I have been waiting for this post and thought you should increase your budget because you are a family of 4 now. That usda chart is unbelievable. I thought my budget was really high because we live in the West and do try to eat healthy. But my budget is not even close to the low amount on the chart. I do track just food not toiletries so know exactly what I spend. Your budget is so interesting to me because it is more than food.
My budget was set this year trying to slightly decrease what we paid the year before. It turned out almost exactly what we paid the year before. Considering price increase of eggs etc I was disappointed it wasn’t lower but glad it wasn’t higher. I am keeping my budget the same this year and am going to try harder to decrease it.

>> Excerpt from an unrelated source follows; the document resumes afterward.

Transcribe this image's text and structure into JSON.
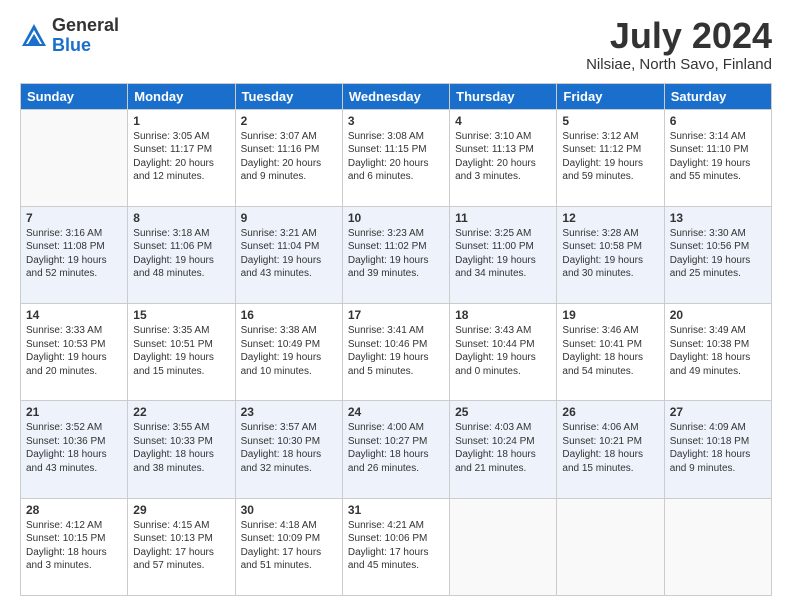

The USDA chart amazes me, too! What do they assume people are earning if they are spending that much on food? And good point about lunches out! I’m sure you are right. Even though St. Paul’s has an excellent hot lunch program (with cooks), Andy’s been taking his lunches this year, as part of our healthy eating changes. I’d like to do a comparison to food stamps, but it’s tricky to find an accurate comparison. I’m going to keep looking because I’ve always been curious about that, too. And yes, with price increases (especially on eggs!), good for you at staying under your budget. One of these days, maybe I’ll track toiletries and cleaning supplies separately, but since I buy so many of them when I’m grocery shopping at Meijer and Kroger, for now, it makes sense to me to track them together. We’ll see how it goes this year! I’m eager to try my hand at using some different coupon apps to earn some extra grocery shopping money, too. Here’s to another good year – for both of us – of grocery shopping!